**Prompt**
The answer must be every line of the records below that contains the word "Греція", copied out.

**Input for this task**
== Segment start ==

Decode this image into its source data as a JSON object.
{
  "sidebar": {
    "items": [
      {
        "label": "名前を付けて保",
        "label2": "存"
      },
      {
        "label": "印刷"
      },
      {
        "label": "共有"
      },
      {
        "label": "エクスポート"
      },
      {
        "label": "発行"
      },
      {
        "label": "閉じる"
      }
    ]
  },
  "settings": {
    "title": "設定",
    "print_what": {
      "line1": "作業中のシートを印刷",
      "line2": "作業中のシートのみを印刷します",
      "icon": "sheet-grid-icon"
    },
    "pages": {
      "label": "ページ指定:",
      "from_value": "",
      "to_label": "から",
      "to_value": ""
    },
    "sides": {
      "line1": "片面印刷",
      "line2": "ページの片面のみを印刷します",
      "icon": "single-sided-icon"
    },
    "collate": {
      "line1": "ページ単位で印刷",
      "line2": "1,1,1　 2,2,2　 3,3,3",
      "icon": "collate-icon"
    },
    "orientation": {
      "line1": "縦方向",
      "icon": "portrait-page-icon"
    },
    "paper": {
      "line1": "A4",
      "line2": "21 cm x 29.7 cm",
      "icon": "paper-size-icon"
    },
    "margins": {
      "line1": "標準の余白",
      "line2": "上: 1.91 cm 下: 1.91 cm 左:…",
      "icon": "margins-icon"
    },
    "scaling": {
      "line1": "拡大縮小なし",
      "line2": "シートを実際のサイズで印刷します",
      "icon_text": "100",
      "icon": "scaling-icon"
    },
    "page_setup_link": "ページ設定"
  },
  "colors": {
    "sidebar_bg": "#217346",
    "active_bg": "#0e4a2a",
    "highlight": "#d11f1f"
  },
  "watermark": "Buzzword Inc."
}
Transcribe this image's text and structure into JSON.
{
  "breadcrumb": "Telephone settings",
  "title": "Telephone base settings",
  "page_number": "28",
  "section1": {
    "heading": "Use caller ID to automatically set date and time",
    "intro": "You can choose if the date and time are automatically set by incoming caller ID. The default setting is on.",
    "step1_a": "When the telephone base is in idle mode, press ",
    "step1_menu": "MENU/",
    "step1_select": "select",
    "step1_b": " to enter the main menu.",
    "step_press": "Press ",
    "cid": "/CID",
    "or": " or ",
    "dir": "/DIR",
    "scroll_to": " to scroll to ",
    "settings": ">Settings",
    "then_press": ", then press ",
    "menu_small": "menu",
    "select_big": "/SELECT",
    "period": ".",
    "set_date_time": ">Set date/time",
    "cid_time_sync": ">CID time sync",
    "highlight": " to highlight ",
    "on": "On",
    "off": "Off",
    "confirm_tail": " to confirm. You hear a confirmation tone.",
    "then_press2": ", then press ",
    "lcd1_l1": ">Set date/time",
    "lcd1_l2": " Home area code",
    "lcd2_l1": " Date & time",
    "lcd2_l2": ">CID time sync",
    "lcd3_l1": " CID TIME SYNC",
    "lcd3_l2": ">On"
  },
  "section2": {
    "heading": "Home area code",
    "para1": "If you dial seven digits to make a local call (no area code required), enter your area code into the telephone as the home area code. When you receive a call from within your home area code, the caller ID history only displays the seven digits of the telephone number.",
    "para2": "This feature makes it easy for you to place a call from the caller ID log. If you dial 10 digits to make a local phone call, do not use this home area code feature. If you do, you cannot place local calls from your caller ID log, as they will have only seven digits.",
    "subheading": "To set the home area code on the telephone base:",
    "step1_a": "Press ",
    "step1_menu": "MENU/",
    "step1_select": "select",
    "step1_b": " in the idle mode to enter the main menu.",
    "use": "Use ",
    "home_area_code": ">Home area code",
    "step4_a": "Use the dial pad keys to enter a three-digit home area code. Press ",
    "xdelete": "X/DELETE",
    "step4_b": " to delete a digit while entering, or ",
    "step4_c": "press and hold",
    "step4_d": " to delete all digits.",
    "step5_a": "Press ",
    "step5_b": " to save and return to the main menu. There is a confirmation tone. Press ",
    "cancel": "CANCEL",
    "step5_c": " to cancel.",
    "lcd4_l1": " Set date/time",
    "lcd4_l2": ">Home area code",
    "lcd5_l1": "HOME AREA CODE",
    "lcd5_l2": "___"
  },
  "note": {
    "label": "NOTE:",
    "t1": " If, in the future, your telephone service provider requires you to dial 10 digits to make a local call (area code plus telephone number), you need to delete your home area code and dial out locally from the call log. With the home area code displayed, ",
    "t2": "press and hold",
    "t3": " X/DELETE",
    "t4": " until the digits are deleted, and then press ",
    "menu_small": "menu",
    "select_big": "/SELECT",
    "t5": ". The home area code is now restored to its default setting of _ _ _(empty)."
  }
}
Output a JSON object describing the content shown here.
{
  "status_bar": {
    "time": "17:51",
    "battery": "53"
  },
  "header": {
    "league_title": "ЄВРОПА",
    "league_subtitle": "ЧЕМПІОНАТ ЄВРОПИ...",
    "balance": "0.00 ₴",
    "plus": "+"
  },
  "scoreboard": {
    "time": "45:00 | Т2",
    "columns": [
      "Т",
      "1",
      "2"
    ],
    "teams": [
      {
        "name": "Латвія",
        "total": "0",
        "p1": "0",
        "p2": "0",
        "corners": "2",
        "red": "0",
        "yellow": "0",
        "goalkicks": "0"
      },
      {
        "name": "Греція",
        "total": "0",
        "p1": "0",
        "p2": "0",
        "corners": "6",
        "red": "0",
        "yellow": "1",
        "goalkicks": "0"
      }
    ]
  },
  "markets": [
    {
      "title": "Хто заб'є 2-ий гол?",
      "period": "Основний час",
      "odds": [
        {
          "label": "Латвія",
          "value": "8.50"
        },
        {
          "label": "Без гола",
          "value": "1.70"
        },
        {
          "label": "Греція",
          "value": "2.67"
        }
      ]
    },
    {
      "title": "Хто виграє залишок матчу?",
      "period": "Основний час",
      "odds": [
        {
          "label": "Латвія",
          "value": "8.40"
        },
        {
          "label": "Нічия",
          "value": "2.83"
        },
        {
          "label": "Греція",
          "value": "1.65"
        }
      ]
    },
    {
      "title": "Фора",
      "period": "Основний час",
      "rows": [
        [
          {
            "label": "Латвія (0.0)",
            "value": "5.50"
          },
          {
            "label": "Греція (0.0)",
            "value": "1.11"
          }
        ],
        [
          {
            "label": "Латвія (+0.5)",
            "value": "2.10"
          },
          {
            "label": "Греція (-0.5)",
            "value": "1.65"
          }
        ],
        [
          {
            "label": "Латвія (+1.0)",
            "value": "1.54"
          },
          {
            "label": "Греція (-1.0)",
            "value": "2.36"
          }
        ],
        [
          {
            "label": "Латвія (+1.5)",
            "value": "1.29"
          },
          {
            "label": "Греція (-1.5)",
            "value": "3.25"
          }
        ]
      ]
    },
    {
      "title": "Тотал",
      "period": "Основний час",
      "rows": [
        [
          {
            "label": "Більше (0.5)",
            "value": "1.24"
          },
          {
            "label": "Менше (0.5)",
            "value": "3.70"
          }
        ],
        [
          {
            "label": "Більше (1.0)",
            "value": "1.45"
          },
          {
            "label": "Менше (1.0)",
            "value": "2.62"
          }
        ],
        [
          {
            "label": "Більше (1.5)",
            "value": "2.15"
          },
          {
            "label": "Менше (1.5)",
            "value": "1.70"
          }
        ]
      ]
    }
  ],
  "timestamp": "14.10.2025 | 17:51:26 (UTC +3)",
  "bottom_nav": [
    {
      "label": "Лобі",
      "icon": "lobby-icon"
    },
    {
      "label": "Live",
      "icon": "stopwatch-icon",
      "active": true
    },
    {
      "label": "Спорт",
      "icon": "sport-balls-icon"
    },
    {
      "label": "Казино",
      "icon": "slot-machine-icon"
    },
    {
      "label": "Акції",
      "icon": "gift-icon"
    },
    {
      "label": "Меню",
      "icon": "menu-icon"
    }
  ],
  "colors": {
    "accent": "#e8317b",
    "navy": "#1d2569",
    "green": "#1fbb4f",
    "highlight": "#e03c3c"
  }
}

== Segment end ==

**Task answer**
        "name": "Греція",
          "label": "Греція",
          "label": "Греція",
            "label": "Греція (0.0)",
            "label": "Греція (-0.5)",
            "label": "Греція (-1.0)",
            "label": "Греція (-1.5)",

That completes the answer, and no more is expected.